      (a) Actual reliance by the taxpayer at the time of failure to file the return or report or to pay the tax; and

      (b) Conspicuous, full disclosure by the taxpayer in the return, if a return was filed, of the position that is contrary to the Department of Revenue’s position, including all copies of or citation to the Internal Revenue Code, the Kentucky Revised Statutes, final and temporary regulations of the Internal Revenue Service and the Department of Revenue, Revenue Rulings, Revenue Procedures, and Private Letter Rulings of the Internal Revenue Service, case law interpreting the previous items, or any other relevant legal authority which provides that the tax treatment is more likely than not correct.

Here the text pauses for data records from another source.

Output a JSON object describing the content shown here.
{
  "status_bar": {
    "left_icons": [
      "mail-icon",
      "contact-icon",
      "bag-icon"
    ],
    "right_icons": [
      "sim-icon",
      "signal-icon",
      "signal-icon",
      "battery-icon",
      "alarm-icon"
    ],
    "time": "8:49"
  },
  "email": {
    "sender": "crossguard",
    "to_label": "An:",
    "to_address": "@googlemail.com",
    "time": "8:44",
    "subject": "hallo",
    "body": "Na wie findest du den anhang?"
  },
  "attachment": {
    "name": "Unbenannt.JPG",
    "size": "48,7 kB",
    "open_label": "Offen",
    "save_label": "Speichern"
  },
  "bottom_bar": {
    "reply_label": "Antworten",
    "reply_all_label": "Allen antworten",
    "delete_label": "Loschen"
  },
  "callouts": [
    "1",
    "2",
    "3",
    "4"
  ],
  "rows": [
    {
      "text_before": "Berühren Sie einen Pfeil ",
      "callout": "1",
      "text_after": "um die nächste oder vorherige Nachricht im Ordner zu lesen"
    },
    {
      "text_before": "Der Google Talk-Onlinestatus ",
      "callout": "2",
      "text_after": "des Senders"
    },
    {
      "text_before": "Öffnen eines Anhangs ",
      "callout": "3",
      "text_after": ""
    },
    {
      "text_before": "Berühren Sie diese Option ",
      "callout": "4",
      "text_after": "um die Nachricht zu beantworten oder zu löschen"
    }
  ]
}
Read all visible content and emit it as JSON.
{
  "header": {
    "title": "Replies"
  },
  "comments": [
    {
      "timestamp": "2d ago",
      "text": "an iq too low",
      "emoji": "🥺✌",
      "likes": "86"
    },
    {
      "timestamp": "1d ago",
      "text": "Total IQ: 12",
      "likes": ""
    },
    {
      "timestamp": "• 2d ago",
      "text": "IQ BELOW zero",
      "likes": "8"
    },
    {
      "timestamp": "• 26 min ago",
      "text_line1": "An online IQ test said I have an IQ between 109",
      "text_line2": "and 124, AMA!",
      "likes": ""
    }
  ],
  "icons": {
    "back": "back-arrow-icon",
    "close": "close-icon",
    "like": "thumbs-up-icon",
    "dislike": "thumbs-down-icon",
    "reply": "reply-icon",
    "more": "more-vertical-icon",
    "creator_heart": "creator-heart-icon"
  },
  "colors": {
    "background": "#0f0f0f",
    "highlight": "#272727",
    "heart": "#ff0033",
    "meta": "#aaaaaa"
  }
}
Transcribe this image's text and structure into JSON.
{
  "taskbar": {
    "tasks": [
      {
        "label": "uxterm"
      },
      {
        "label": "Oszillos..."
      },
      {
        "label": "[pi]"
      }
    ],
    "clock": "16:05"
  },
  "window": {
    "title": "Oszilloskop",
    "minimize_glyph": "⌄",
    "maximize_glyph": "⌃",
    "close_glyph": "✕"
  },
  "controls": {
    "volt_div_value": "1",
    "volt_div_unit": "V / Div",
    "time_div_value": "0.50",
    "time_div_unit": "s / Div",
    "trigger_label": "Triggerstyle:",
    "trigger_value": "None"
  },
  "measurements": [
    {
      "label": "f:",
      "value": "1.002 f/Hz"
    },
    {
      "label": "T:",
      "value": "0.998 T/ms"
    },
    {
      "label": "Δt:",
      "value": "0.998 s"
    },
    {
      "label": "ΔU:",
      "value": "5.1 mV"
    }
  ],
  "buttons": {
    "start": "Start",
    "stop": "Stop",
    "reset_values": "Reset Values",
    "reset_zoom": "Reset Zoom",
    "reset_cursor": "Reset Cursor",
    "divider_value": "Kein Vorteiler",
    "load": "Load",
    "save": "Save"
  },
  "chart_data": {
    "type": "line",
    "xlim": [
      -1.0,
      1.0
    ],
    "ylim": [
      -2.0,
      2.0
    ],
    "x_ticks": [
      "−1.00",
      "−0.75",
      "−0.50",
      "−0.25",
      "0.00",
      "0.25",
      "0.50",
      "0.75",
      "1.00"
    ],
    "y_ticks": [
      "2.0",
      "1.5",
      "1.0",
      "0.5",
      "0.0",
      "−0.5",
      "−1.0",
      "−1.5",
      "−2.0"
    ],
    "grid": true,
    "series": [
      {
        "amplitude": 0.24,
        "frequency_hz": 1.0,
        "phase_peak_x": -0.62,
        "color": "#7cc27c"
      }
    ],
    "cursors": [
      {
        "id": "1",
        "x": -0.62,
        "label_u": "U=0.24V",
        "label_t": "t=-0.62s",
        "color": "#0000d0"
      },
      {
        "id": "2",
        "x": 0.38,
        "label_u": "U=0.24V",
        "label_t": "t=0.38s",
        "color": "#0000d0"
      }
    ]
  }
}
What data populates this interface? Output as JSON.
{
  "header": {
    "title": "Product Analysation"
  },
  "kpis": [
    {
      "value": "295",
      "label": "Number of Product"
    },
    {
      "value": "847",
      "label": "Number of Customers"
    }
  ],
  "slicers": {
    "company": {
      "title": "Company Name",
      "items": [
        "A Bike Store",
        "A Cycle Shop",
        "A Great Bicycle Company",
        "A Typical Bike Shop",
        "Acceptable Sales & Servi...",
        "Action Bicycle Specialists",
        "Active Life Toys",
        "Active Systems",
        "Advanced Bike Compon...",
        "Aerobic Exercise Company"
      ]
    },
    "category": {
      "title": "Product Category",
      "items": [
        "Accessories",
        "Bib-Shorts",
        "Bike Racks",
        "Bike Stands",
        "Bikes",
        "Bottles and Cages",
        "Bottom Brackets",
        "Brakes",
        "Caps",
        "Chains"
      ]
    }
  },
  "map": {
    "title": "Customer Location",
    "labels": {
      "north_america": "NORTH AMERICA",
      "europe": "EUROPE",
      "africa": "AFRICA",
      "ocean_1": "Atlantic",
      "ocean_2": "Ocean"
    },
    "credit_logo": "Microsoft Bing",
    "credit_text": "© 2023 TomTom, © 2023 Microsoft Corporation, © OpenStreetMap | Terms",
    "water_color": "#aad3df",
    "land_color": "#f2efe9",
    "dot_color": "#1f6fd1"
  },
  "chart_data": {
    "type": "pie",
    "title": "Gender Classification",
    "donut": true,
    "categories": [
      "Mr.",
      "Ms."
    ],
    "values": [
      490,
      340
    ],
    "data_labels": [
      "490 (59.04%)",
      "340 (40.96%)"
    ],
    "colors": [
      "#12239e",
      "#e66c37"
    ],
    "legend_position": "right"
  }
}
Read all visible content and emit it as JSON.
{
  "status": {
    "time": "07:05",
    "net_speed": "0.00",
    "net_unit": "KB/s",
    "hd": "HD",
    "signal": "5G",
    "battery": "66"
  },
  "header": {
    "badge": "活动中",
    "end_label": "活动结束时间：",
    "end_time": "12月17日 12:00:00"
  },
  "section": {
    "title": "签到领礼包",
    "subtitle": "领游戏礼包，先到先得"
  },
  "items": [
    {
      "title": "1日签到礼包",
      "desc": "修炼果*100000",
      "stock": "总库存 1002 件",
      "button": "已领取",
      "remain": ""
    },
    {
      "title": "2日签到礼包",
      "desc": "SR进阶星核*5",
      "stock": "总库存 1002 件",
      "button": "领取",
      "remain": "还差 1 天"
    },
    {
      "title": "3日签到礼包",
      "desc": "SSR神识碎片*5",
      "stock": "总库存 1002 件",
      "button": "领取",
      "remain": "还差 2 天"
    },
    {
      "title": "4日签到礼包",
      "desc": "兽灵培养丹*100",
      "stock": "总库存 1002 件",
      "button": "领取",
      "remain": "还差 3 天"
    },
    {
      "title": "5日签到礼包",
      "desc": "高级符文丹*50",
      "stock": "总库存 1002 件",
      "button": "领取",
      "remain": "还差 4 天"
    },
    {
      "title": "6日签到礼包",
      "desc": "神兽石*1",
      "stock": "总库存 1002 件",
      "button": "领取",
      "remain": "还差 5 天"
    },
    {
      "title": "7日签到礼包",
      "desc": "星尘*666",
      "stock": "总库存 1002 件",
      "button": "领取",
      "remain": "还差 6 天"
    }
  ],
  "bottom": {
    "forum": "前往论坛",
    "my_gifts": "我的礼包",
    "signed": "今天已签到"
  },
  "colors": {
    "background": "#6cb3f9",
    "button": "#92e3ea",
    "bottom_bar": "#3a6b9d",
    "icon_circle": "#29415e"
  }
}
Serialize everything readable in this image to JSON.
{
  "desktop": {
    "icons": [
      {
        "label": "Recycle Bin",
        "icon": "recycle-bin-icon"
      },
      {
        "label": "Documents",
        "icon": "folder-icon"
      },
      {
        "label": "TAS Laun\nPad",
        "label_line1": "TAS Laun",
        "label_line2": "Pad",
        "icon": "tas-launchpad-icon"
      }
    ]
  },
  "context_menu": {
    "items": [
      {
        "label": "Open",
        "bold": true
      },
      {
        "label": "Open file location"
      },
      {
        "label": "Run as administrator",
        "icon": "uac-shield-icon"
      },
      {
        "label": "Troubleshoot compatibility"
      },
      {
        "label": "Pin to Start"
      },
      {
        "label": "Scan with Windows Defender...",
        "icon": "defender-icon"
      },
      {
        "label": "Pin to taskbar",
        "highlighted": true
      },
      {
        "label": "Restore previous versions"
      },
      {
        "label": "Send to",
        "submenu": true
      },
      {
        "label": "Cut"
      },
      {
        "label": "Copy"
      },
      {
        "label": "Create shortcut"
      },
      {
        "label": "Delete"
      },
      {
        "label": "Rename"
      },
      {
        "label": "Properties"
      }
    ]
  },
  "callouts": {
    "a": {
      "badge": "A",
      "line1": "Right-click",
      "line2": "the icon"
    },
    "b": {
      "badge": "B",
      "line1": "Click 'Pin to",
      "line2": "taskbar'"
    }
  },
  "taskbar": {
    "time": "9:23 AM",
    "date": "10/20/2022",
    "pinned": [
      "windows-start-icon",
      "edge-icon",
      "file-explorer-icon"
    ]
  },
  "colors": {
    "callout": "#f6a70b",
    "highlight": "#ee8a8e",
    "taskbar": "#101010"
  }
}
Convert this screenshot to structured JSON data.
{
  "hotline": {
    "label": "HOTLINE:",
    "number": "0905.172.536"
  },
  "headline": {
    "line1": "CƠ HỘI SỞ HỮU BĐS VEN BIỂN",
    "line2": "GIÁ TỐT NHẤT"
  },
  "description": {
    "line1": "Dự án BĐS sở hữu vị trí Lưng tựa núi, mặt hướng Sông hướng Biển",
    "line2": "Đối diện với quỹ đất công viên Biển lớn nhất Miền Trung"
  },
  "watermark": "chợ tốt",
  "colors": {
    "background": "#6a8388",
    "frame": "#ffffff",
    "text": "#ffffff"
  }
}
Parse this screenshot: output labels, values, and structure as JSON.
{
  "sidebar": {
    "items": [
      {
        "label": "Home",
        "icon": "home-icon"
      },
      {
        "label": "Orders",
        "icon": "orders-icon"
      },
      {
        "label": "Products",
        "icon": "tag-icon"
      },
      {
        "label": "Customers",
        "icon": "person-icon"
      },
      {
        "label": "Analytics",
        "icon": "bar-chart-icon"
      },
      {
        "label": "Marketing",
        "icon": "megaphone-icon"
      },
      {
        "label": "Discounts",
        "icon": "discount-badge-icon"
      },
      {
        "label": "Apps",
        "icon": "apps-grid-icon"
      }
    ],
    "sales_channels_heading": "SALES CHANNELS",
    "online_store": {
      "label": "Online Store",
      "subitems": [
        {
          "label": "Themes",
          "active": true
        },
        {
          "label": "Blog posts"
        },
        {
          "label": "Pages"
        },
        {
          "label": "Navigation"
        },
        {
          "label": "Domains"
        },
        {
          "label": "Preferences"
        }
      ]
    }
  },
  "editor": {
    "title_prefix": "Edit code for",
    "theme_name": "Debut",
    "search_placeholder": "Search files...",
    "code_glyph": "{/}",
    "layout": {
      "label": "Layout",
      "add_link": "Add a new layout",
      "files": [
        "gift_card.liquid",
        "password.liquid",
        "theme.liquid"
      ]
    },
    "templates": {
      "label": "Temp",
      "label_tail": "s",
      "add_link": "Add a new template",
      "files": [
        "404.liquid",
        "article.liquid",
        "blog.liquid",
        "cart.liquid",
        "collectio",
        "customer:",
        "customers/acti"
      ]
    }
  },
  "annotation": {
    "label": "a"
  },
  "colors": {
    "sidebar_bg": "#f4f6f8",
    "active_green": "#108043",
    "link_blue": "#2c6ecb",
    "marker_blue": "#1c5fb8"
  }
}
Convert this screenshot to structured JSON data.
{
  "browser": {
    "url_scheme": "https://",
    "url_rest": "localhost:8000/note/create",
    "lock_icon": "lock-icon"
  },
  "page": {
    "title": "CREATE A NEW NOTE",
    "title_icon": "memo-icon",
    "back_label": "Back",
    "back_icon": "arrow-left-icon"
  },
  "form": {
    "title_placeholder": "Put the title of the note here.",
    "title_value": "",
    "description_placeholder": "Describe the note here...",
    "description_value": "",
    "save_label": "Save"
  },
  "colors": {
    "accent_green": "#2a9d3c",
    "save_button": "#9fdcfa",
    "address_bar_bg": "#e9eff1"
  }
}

      (12) Ignorance of Reporting Requirements. Ordinary business care and prudence shall require that a taxpayer be aware of tax obligations. Penalties may be waived in isolated cases if a taxpayer is not aware of the reporting requirements. Ignorance of the law may be considered in conjunction with other facts and circumstances including limited education or the lack of previous tax and penalty experience.

      (13) Tax modernization. For taxable periods beginning after December 31, 2004 and before January 1, 2006, the penalty for any declaration underpayment, as provided in KRS 131.180 and 141.990(3) shall be waived if the declaration underpayment is directly related to the changes to the tax laws pursuant to 2005 Ky. Acts ch. 168, and the taxpayer made a good faith effort to comply with 2005 Ky. Acts ch. 168.

      (14) Miscellaneous. If the cause for penalty waiver submitted by the taxpayer does not fall within the other reasonable cause guidelines provided in this section, the Department of Revenue may decide that the written statements submitted by the taxpayer establish a reasonable cause for noncompliance with the applicable tax statute. A cause for noncompliance which appears to a person of ordinary prudence and intelligence as a reasonable cause for delay in filing a return or paying a tax and which clearly negates negligence, willful disregard of administrative regulations, or fraud may be accepted. The facts and circumstances of each case shall be considered.

 

      Section 2. Taxpayer’s Support for Reasonable Cause. (1) Responsibility for request. The taxpayer shall:

      (a) Request reduction or waiver of any penalty, in writing; and

      (b) Provide all supporting documentation necessary to substantiate reasonable cause.

      (2) Time of request. A taxpayer shall:

      (a) Attach a statement requesting waiver for reasonable cause to a return; or

      (b) Request waiver after notice of assessment.

      (3) Request by representative of taxpayer. A request from a taxpayer’s representative shall be considered a request by the taxpayer if the taxpayer has provided a properly signed power of attorney or the Department of Revenue is satisfied by any other written statement that the representative has been authorized to act for the taxpayer. (32 Ky.R. 1810; Am. 33 Ky.R. 376; eff. 9-1-2006.)